• _Exercise details_
The sole answer should be the number of lines in the material below that hold "Shows".

━━━ Given information ━━━

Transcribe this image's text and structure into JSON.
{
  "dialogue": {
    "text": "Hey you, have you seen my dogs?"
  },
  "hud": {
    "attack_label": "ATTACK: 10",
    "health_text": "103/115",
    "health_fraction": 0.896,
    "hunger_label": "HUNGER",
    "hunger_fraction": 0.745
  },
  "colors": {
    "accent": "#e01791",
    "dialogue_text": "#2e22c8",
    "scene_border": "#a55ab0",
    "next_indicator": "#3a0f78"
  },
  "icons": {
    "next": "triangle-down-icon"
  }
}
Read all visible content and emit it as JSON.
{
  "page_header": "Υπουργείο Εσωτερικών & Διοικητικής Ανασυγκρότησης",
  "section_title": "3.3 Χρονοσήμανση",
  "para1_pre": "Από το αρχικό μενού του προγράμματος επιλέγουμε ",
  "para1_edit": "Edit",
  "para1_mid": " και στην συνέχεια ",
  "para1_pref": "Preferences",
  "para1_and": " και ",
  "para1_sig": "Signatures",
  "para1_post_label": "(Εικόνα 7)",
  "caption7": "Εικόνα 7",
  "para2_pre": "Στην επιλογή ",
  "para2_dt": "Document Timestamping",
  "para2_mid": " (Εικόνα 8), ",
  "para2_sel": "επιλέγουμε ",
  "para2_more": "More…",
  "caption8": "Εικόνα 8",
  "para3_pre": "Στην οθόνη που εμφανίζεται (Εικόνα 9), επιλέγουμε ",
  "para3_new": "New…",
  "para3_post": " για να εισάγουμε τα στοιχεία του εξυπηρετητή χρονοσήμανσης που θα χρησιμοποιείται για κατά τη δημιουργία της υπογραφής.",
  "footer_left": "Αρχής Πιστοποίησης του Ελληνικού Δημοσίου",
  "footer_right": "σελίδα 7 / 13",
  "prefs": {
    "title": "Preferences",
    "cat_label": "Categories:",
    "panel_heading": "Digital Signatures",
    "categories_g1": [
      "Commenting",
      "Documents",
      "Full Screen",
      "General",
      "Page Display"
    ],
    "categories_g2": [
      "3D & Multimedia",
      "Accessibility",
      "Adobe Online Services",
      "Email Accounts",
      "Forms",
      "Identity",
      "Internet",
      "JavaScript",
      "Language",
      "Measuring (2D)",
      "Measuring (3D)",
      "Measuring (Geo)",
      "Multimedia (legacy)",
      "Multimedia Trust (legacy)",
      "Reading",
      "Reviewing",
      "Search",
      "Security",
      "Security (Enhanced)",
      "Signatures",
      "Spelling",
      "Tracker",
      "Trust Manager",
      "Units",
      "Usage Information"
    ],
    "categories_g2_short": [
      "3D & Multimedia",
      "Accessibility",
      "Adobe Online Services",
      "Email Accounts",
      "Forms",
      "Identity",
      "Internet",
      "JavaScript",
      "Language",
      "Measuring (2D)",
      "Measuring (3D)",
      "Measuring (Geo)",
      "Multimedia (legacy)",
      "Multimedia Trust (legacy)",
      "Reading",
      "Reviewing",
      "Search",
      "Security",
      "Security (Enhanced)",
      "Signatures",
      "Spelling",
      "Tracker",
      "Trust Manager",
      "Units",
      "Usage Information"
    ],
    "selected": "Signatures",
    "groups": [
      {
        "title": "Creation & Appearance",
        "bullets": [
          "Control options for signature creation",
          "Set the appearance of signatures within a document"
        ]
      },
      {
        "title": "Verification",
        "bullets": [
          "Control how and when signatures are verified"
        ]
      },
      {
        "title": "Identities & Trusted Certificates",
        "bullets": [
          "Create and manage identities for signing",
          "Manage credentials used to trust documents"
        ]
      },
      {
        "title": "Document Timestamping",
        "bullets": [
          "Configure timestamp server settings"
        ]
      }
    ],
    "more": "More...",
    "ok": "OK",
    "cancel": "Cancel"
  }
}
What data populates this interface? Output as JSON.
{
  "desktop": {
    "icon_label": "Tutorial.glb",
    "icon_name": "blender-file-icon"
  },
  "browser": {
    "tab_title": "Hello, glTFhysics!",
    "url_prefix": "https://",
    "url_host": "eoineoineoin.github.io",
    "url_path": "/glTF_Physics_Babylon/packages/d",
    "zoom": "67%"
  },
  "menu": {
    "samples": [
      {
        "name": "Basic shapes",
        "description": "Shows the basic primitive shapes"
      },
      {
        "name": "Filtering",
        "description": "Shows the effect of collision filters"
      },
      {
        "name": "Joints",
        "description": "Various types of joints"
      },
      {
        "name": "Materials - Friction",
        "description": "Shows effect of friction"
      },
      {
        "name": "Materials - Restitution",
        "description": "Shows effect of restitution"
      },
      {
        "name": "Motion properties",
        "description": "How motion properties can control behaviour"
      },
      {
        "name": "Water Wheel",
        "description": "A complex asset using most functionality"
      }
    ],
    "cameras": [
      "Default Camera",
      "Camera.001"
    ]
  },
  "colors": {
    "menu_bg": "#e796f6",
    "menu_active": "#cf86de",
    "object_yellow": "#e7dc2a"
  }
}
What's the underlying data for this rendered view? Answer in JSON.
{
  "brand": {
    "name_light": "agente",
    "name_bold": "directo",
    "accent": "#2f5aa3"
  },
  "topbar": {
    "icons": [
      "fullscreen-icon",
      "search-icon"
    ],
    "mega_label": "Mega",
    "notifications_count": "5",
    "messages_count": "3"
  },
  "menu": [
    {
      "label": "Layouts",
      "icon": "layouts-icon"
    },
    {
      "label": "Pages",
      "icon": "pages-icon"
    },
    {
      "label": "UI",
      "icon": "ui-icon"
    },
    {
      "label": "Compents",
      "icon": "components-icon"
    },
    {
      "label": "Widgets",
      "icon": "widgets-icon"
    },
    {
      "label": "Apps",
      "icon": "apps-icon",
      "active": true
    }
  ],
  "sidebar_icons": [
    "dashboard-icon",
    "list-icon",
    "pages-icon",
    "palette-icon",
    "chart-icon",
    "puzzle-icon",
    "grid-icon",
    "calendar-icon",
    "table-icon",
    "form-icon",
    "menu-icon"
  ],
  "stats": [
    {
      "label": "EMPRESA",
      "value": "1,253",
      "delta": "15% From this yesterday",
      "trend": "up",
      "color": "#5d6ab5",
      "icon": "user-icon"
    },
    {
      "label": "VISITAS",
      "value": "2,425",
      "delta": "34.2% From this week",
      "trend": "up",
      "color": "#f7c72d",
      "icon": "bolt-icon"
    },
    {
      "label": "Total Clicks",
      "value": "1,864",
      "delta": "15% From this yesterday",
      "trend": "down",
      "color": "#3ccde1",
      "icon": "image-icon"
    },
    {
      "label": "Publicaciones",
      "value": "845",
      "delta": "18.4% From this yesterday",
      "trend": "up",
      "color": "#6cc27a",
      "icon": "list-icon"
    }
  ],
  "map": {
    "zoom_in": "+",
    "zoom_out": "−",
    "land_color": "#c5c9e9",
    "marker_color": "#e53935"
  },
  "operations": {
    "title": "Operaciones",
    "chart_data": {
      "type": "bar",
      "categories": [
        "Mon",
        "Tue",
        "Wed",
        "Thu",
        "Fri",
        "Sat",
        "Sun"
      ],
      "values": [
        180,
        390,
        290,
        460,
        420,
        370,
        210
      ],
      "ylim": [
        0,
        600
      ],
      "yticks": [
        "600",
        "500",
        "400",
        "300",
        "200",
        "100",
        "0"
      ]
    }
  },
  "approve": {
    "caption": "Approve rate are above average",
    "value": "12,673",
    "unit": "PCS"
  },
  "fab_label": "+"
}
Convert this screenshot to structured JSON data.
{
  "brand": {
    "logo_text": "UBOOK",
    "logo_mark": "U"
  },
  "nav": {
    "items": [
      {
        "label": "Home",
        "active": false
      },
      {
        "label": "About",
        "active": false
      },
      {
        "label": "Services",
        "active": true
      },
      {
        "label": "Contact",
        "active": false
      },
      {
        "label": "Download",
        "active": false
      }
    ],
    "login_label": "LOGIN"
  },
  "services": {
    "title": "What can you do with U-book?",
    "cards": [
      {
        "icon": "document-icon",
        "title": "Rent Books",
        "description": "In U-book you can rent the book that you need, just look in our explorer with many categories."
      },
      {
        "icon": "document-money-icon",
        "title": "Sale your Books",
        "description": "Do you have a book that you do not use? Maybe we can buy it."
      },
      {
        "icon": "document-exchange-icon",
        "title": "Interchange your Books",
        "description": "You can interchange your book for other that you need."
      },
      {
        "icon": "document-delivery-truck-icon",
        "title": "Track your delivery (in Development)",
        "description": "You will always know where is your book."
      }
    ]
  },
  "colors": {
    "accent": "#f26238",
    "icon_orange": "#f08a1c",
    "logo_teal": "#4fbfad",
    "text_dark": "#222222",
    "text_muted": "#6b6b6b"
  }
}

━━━

• _Task answer_
4